Think of a persona as the version of yourself that you want to show in public. In your daily life, you might have experienced something similar to an actor playing a role. If you are unwell but don’t want to discuss the details with anyone in your workplace, you might try to sound upbeat in order not to draw attention to your health. Perhaps you have to attend an event even though you are not interested in it. While you are there, you will probably engage in conversation with others, rather than sulk in a corner.

So, what is a TOEFL Speaking persona?

Someone who is confident and knowledgeable, who can easily demonstrate mastery of English. If you believe that you can do well on the Speaking section, that attitude will come through in how you speak. The opposite is also true: if you dread the Speaking section and just want to get through it as quickly as possible, that sense of fear, or even defeat, will be heard in your recorded answers.

As you prepare for the TOEFL exam, practice your confident TOEFL persona as well. How can you project a confident persona if you’re not actually confident? Fake it til you make it .

TOEFL Tip #145: Describe The City You Live In

by Strictly English TOEFL Tutors on March 2, 2012

Warming up is a good way to maximize your chances for a strong score on the TOEFL Speaking section. Very often, people need to speak for a minute or two to clear their throats, adjust their breathing, and feel confident speaking into a microphone. For too many students, Speaking Task 1 functions as a warm-up, which might not receive as good a score as possible if the voice is hard to hear, etc.

So how can you warm up before the Speaking section?

On test day, you have a chance to test the microphone for the computer you’re taking the TOEFL on. This allows the system to automatically adjust the microphone’s input volume. To do so, you are given a “familiar topic” prompt to answer. It is always the same for every test: “Describe the city you live in.”

The test has you respond to this prompt twice. The first time is at the beginning of the entire exam, and then again at the start of the Speaking section. We at Strictly English think this is a great opportunity to warm up your voice and your TOEFL speaking persona (which will be the subject of next week’s blog post).
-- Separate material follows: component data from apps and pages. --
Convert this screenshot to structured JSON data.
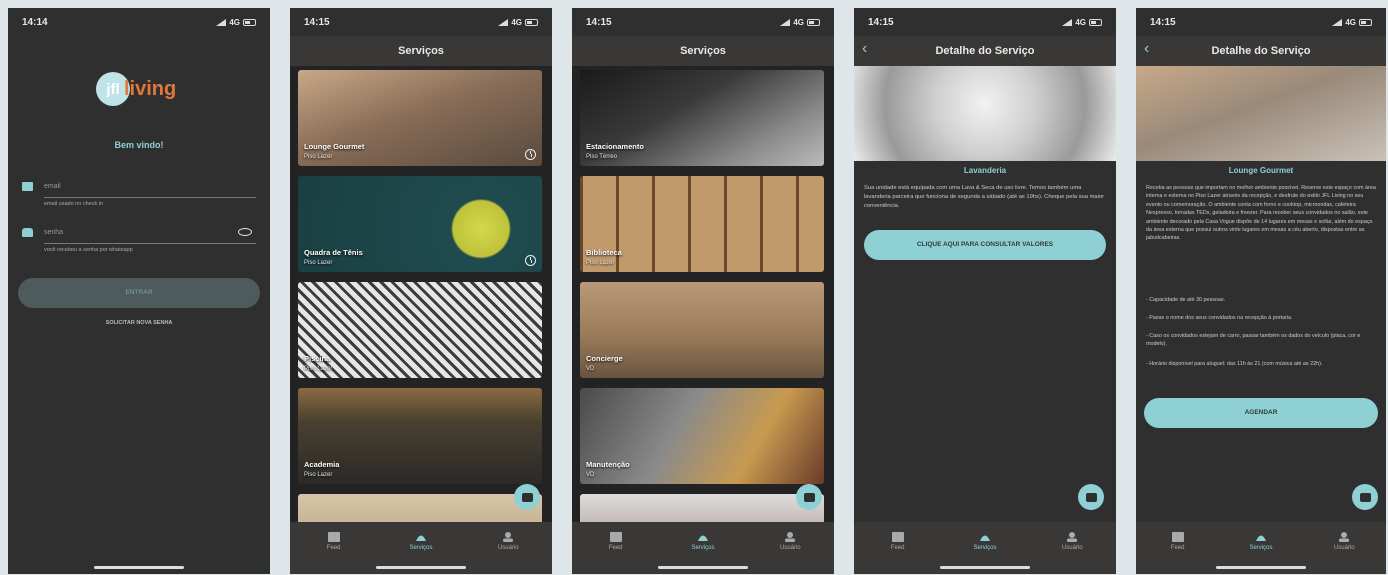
{
  "screens": {
    "login": {
      "time": "14:14",
      "network": "4G",
      "logo_mark": "jfl",
      "logo_word": "living",
      "welcome": "Bem vindo!",
      "email_placeholder": "email",
      "email_hint": "email usado no check in",
      "password_placeholder": "senha",
      "password_hint": "você recebeu a senha por whatsapp",
      "login_button": "ENTRAR",
      "new_password_link": "SOLICITAR NOVA SENHA"
    },
    "services1": {
      "time": "14:15",
      "network": "4G",
      "title": "Serviços",
      "cards": [
        {
          "title": "Lounge Gourmet",
          "sub": "Piso Lazer"
        },
        {
          "title": "Quadra de Tênis",
          "sub": "Piso Lazer"
        },
        {
          "title": "Piscina",
          "sub": "Piso Lazer"
        },
        {
          "title": "Academia",
          "sub": "Piso Lazer"
        }
      ]
    },
    "services2": {
      "time": "14:15",
      "network": "4G",
      "title": "Serviços",
      "cards": [
        {
          "title": "Estacionamento",
          "sub": "Piso Térreo"
        },
        {
          "title": "Biblioteca",
          "sub": "Piso Lazer"
        },
        {
          "title": "Concierge",
          "sub": "VD"
        },
        {
          "title": "Manutenção",
          "sub": "VD"
        }
      ]
    },
    "detail1": {
      "time": "14:15",
      "network": "4G",
      "title": "Detalhe do Serviço",
      "service_name": "Lavanderia",
      "description": "Sua unidade está equipada com uma Lava & Seca de uso livre. Temos também uma lavanderia parceira que funciona de segunda a sábado (até as 19hs). Cheque pela sua maior conveniência.",
      "button": "CLIQUE AQUI PARA CONSULTAR VALORES"
    },
    "detail2": {
      "time": "14:15",
      "network": "4G",
      "title": "Detalhe do Serviço",
      "service_name": "Lounge Gourmet",
      "description": "Receba as pessoas que importam no melhor ambiente possível. Reserve este espaço com área interna e externa no Piso Lazer através da recepção, e desfrute do estilo JFL Living no seu evento ou comemoração. O ambiente conta com forno e cooktop, microondas, cafeteira Nespresso, torradas TEDs, geladeira e freezer. Para receber seus convidados no salão, este ambiente decorado pela Casa Vogue dispõe de 14 lugares em mesas e sofás, além do espaço da área externa que possui outros vinte lugares em mesas a céu aberto, dispostas entre as jabuticabeiras.",
      "bullets": [
        "- Capacidade de até 30 pessoas.",
        "- Passe o nome dos seus convidados na recepção à portaria.",
        "- Caso os convidados estejam de carro, passar também os dados do veículo (placa, cor e modelo).",
        "- Horário disponível para aluguel: das 11h às 21 (com música até as 22h)."
      ],
      "button": "AGENDAR"
    }
  },
  "tabs": {
    "feed": "Feed",
    "services": "Serviços",
    "profile": "Usuário"
  },
  "colors": {
    "accent": "#8fd0d5",
    "brand_orange": "#e0783a",
    "background": "#2f2f2f"
  }
}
Sadly, though, many test centers tell their test takers to merely repeat the phrase, “Describe the city you live in” over and over. They ask the test takers to do this because they think of this exercise only as a microphone check. The proctors just care about verifying whether the microphone is working or not. And when some test takers try to respond to the prompt with a real answer, they take too long formulating their sentences so the computer, therefore, has no input with which to verify if the microphone is working correctly or not. So, by chanting “describe the city you live in” 10 times, the microphone is guaranteed to pick up your voice, even if you’re not saying anything that helps your performance.

But Strictly English really wants to encourage you to NOT chant “describe the city you live in” over and over. Instead, you must tell the proctor, politely, “I really need this time to practice my Speaking, so I can’t afford to repeatedly chant the prompt. I have to use this time to get comfortable speaking real English into the computer.” In fact, if TOEFL lets you replay your recording, we think it’s a great idea to listen to it carefully. This will help you determine if you’re remembering to do everything you’ve studied to do. If you think you sound bad, re-record and try again. Only after you feel comfortable giving your response to the microphone check prompt should you then go on to the actual Speaking section of the test.